Northern Ireland

Milestone reached in Belfast cancer research

Image caption The research is in partnership between Queen's University and pharmaceutical company Almac

A milestone in the development of a new cancer drug has been announced by Queen's University Belfast and pharmaceutical company Almac.

Researchers said the drug, ALM201, "targets tumours by an entirely different pathway to other treatments".

Rather than attacking tumours directly, it prevents the growth of new blood vessels in tumours by starving them of oxygen and nutrients.

Trials will involve up to 60 patients being treated for ovarian cancer.

ALM201 is derived from a natural protein originally discovered by a Queen's School of Pharmacy research team and developed by Almac Discovery Ltd in Craigavon.

'Likely to respond'

The research team said it had the potential to treat a wider range of patients than currently possible including those resistant to existing therapies.

In a joint statement, Queen's and Almac said: "The partnership will enable new approaches to selecting those patients who will be most likely to respond to the new drugs, and to create the technologies needed to deliver the drugs directly to the tumour site in the patient.

"With preclinical studies successfully completed, the drug has reached a significant milestone with phase one clinical trials scheduled to begin in early 2014."

A total of £13m has been invested in the work, including financial support from Invest Northern Ireland and the European Regional Development Fund.
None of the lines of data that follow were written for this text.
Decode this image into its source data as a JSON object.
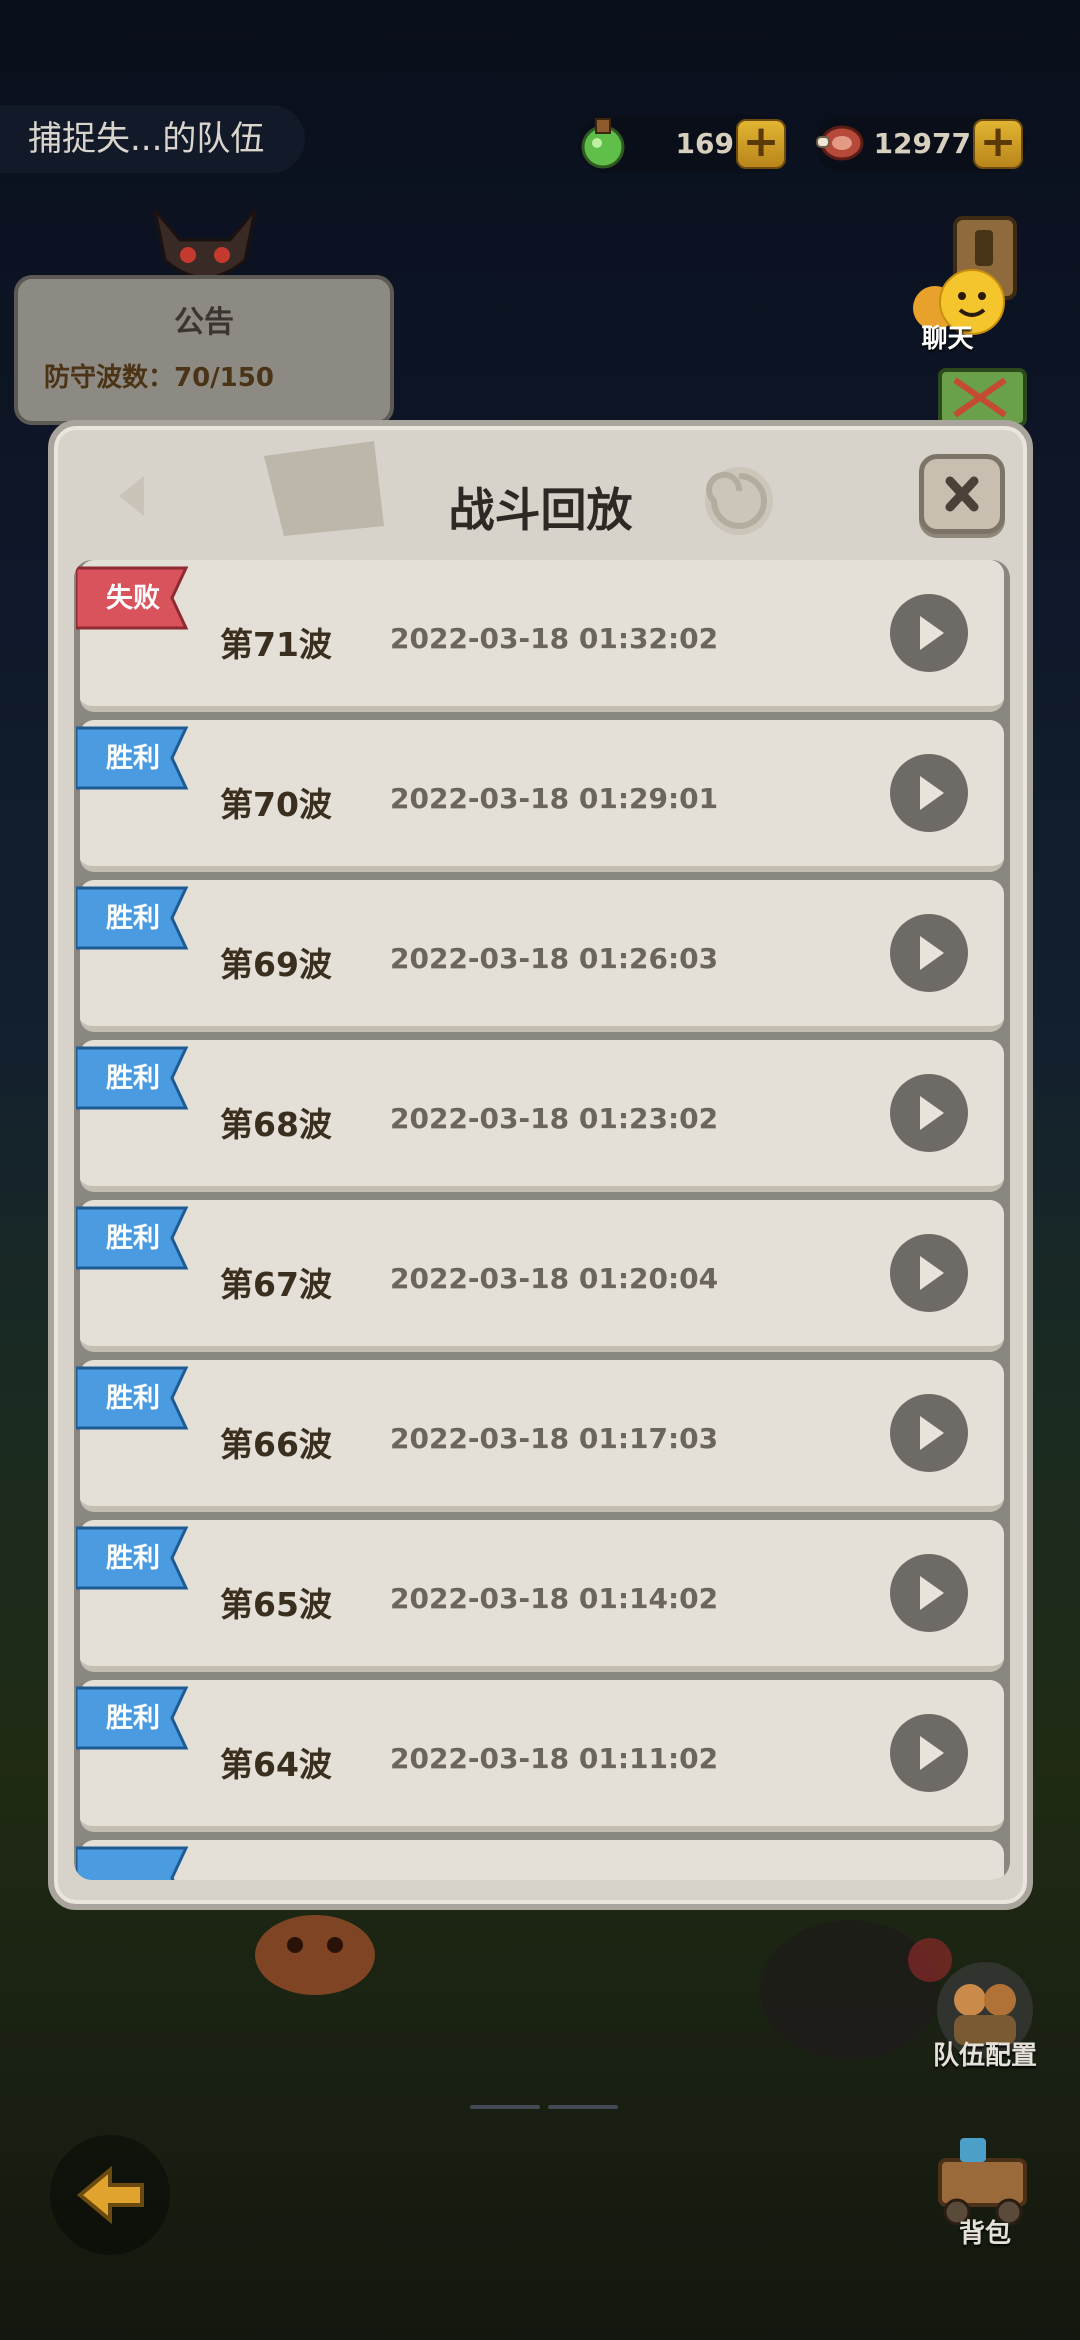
{
  "top_bar": {
    "team_name": "捕捉失...的队伍",
    "potion_count": "169",
    "meat_count": "12977",
    "plus_symbol": "+"
  },
  "board": {
    "title": "公告",
    "defense_waves": "防守波数：70/150"
  },
  "side": {
    "chat_label": "聊天",
    "team_config_label": "队伍配置",
    "bag_label": "背包"
  },
  "modal": {
    "title": "战斗回放",
    "close_symbol": "✕",
    "rows": [
      {
        "result": "失败",
        "wave": "第71波",
        "time": "2022-03-18 01:32:02"
      },
      {
        "result": "胜利",
        "wave": "第70波",
        "time": "2022-03-18 01:29:01"
      },
      {
        "result": "胜利",
        "wave": "第69波",
        "time": "2022-03-18 01:26:03"
      },
      {
        "result": "胜利",
        "wave": "第68波",
        "time": "2022-03-18 01:23:02"
      },
      {
        "result": "胜利",
        "wave": "第67波",
        "time": "2022-03-18 01:20:04"
      },
      {
        "result": "胜利",
        "wave": "第66波",
        "time": "2022-03-18 01:17:03"
      },
      {
        "result": "胜利",
        "wave": "第65波",
        "time": "2022-03-18 01:14:02"
      },
      {
        "result": "胜利",
        "wave": "第64波",
        "time": "2022-03-18 01:11:02"
      }
    ]
  },
  "colors": {
    "defeat_ribbon": "#d9535c",
    "victory_ribbon": "#4a9be0",
    "accent_plus": "#e2b531"
  },
  "icons": {
    "potion": "potion-icon",
    "meat": "meat-icon",
    "play": "play-icon",
    "close": "close-icon",
    "back": "back-arrow-icon"
  }
}
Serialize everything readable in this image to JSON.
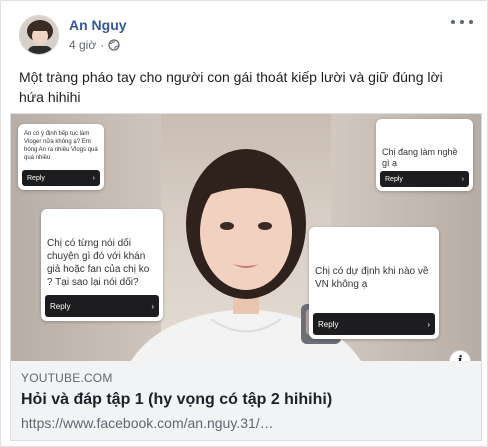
{
  "post": {
    "author": "An Nguy",
    "timestamp": "4 giờ",
    "privacy_icon": "globe-icon",
    "message": "Một tràng pháo tay cho người con gái thoát kiếp lười và giữ đúng lời hứa hihihi"
  },
  "link_preview": {
    "domain": "YOUTUBE.COM",
    "title": "Hỏi và đáp tập 1 (hy vọng có tập 2 hihihi)",
    "url": "https://www.facebook.com/an.nguy.31/…",
    "cards": [
      {
        "question": "An có ý định tiếp tục làm Vloger nữa không ạ? Em hóng An ra nhiều Vlogs quá quá nhiều",
        "reply": "Reply"
      },
      {
        "question": "Chị đang làm nghề gì ạ",
        "reply": "Reply"
      },
      {
        "question": "Chị có từng nói dối chuyện gì đó với khán giả hoặc fan của chị ko ? Tại sao lại nói dối?",
        "reply": "Reply"
      },
      {
        "question": "Chị có dự định khi nào về VN không ạ",
        "reply": "Reply"
      }
    ]
  },
  "colors": {
    "author_link": "#365899",
    "preview_bg": "#f2f3f5"
  }
}
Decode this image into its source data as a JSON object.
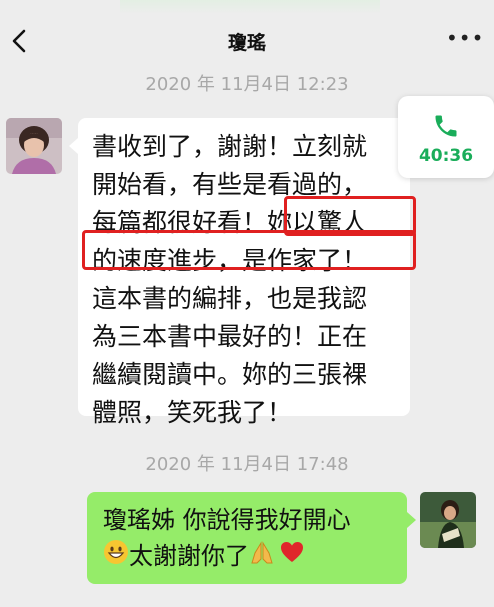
{
  "header": {
    "title": "瓊瑤",
    "more_label": "•••"
  },
  "messages": [
    {
      "timestamp": "2020 年 11月4日 12:23",
      "sender": "left",
      "lines": [
        "書收到了，謝謝！立刻就",
        "開始看，有些是看過的，",
        "每篇都很好看！妳以驚人",
        "的速度進步，是作家了！",
        "這本書的編排，也是我認",
        "為三本書中最好的！正在",
        "繼續閱讀中。妳的三張裸",
        "體照，笑死我了！"
      ]
    },
    {
      "timestamp": "2020 年 11月4日 17:48",
      "sender": "right",
      "lines": [
        "瓊瑤姊 你說得我好開心",
        "太謝謝你了"
      ],
      "emojis": [
        "grinning-face",
        "folded-hands",
        "red-heart"
      ]
    }
  ],
  "call_card": {
    "duration": "40:36",
    "icon": "phone-icon"
  },
  "colors": {
    "background": "#ededed",
    "sent_bubble": "#95ec69",
    "received_bubble": "#ffffff",
    "highlight_box": "#e02020",
    "call_green": "#1aad5a"
  }
}
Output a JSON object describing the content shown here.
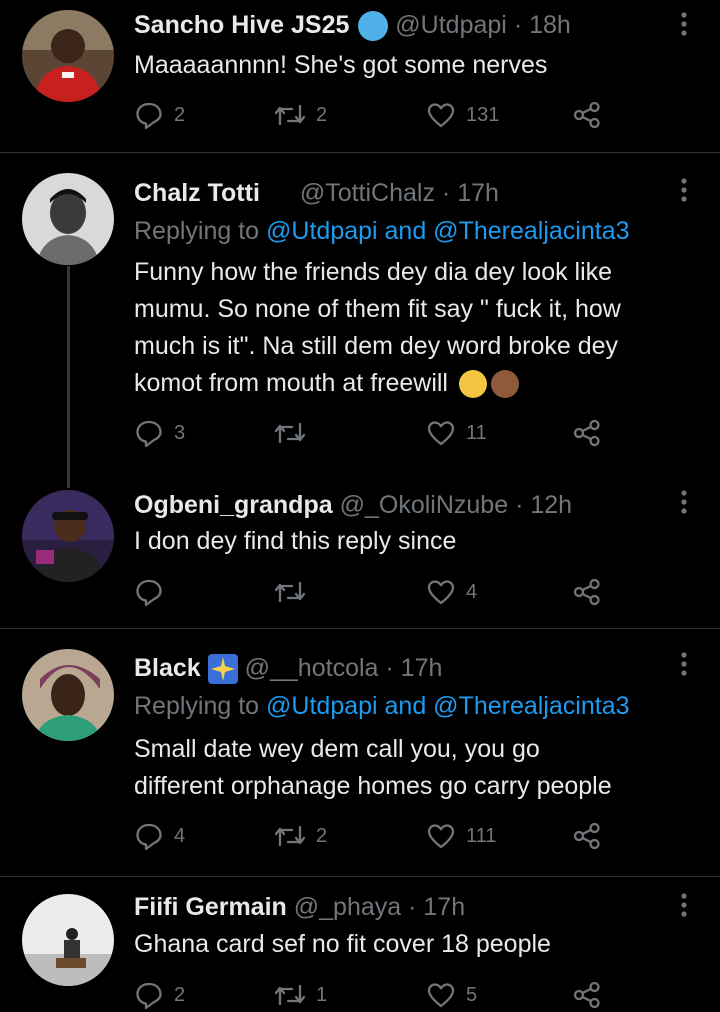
{
  "tweets": [
    {
      "name": "Sancho Hive JS25",
      "handle": "@Utdpapi",
      "sep": "·",
      "time": "18h",
      "text": "Maaaaannnn! She's got some nerves",
      "replies": "2",
      "retweets": "2",
      "likes": "131"
    },
    {
      "name": "Chalz Totti",
      "handle": "@TottiChalz",
      "sep": "·",
      "time": "17h",
      "replying_label": "Replying to",
      "mention_text": "@Utdpapi and @Therealjacinta3",
      "lines": [
        "Funny how the  friends dey dia dey look like",
        "mumu. So none of them fit say \" fuck it, how",
        "much is it\". Na still dem dey word broke dey",
        "komot from mouth at freewill"
      ],
      "replies": "3",
      "retweets": "",
      "likes": "11"
    },
    {
      "name": "Ogbeni_grandpa",
      "handle": "@_OkoliNzube",
      "sep": "·",
      "time": "12h",
      "text": "I don dey find this reply since",
      "replies": "",
      "retweets": "",
      "likes": "4"
    },
    {
      "name": "Black",
      "handle": "@__hotcola",
      "sep": "·",
      "time": "17h",
      "replying_label": "Replying to",
      "mention_text": "@Utdpapi and @Therealjacinta3",
      "lines": [
        "Small date wey dem call you, you go",
        "different orphanage homes go carry people"
      ],
      "replies": "4",
      "retweets": "2",
      "likes": "111"
    },
    {
      "name": "Fiifi Germain",
      "handle": "@_phaya",
      "sep": "·",
      "time": "17h",
      "text": "Ghana card sef no fit cover 18 people",
      "replies": "2",
      "retweets": "1",
      "likes": "5"
    }
  ],
  "icons": {
    "reply": "reply-icon",
    "retweet": "retweet-icon",
    "like": "heart-icon",
    "share": "share-icon",
    "more": "more-options-icon"
  },
  "colors": {
    "background": "#000000",
    "text": "#e7e9ea",
    "muted": "#71767b",
    "link": "#1d9bf0",
    "divider": "#2f3336"
  }
}
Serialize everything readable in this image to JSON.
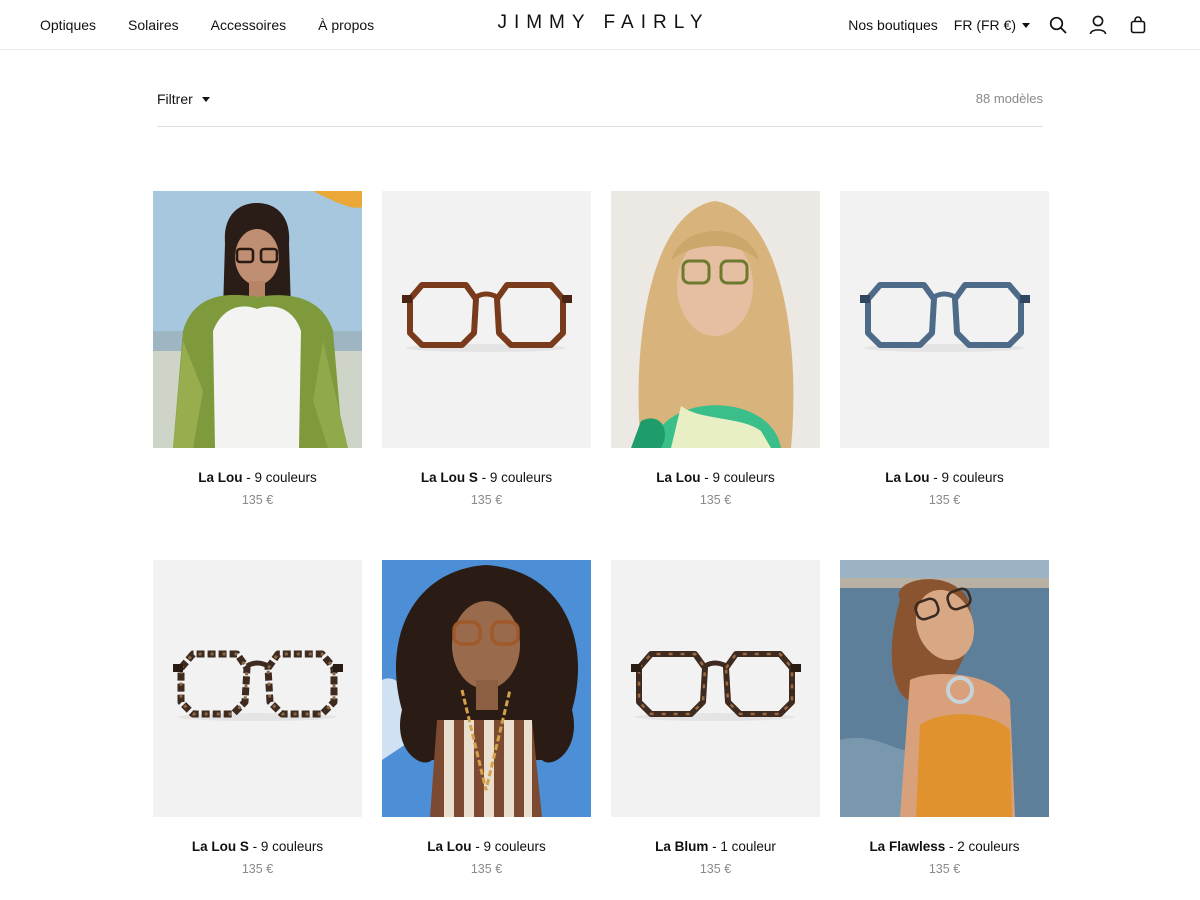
{
  "header": {
    "nav": [
      "Optiques",
      "Solaires",
      "Accessoires",
      "À propos"
    ],
    "logo": "JIMMY FAIRLY",
    "stores_label": "Nos boutiques",
    "currency": "FR (FR €)",
    "icons": [
      "search-icon",
      "account-icon",
      "bag-icon"
    ]
  },
  "filter": {
    "label": "Filtrer",
    "count": "88 modèles"
  },
  "products": [
    {
      "name": "La Lou",
      "variants": "- 9 couleurs",
      "price": "135 €",
      "image": "model-beach-green-scarf"
    },
    {
      "name": "La Lou S",
      "variants": "- 9 couleurs",
      "price": "135 €",
      "image": "frame-brown-tortoise"
    },
    {
      "name": "La Lou",
      "variants": "- 9 couleurs",
      "price": "135 €",
      "image": "model-blonde-tiedye"
    },
    {
      "name": "La Lou",
      "variants": "- 9 couleurs",
      "price": "135 €",
      "image": "frame-blue"
    },
    {
      "name": "La Lou S",
      "variants": "- 9 couleurs",
      "price": "135 €",
      "image": "frame-dark-tortoise"
    },
    {
      "name": "La Lou",
      "variants": "- 9 couleurs",
      "price": "135 €",
      "image": "model-curly-striped-top"
    },
    {
      "name": "La Blum",
      "variants": "- 1 couleur",
      "price": "135 €",
      "image": "frame-tortoise"
    },
    {
      "name": "La Flawless",
      "variants": "- 2 couleurs",
      "price": "135 €",
      "image": "model-sea-orange-top"
    }
  ],
  "colors": {
    "text": "#111111",
    "muted": "#8a8a8a",
    "product_bg": "#f2f2f2",
    "frame_brown": "#7a3b1c",
    "frame_blue": "#4d6a88",
    "frame_tortoise": "#3e2a1e"
  }
}
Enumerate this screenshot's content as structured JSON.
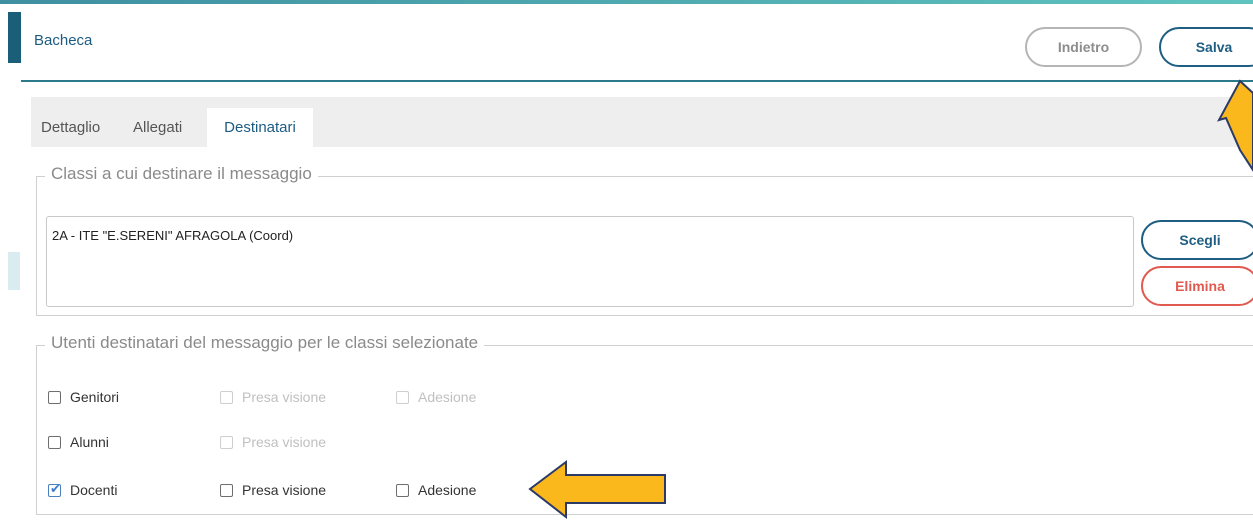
{
  "header": {
    "title": "Bacheca"
  },
  "toolbar": {
    "back_label": "Indietro",
    "save_label": "Salva"
  },
  "tabs": [
    {
      "label": "Dettaglio",
      "active": false
    },
    {
      "label": "Allegati",
      "active": false
    },
    {
      "label": "Destinatari",
      "active": true
    }
  ],
  "classes_section": {
    "legend": "Classi a cui destinare il messaggio",
    "entries": [
      "2A - ITE \"E.SERENI\" AFRAGOLA (Coord)"
    ],
    "choose_label": "Scegli",
    "delete_label": "Elimina"
  },
  "users_section": {
    "legend": "Utenti destinatari del messaggio per le classi selezionate",
    "rows": [
      {
        "label": "Genitori",
        "checked": false,
        "presa_visione": {
          "label": "Presa visione",
          "checked": false,
          "enabled": false
        },
        "adesione": {
          "label": "Adesione",
          "checked": false,
          "enabled": false
        }
      },
      {
        "label": "Alunni",
        "checked": false,
        "presa_visione": {
          "label": "Presa visione",
          "checked": false,
          "enabled": false
        }
      },
      {
        "label": "Docenti",
        "checked": true,
        "presa_visione": {
          "label": "Presa visione",
          "checked": false,
          "enabled": true
        },
        "adesione": {
          "label": "Adesione",
          "checked": false,
          "enabled": true
        }
      }
    ]
  },
  "icons": {
    "checkbox_checked": "check-icon",
    "annotation": "arrow-icon"
  },
  "colors": {
    "accent": "#1e5e82",
    "danger": "#e05a4f",
    "arrow_fill": "#fbb81c",
    "arrow_stroke": "#2b3a67"
  }
}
Enterprise Minister Arlene Foster said: "This significant investment in research and development will enhance collaboration between academia and industry.

"This will ensure the investment is maximised, that research is effectively commercialised and that ultimately, enhanced treatment solutions are made available to cancer patients."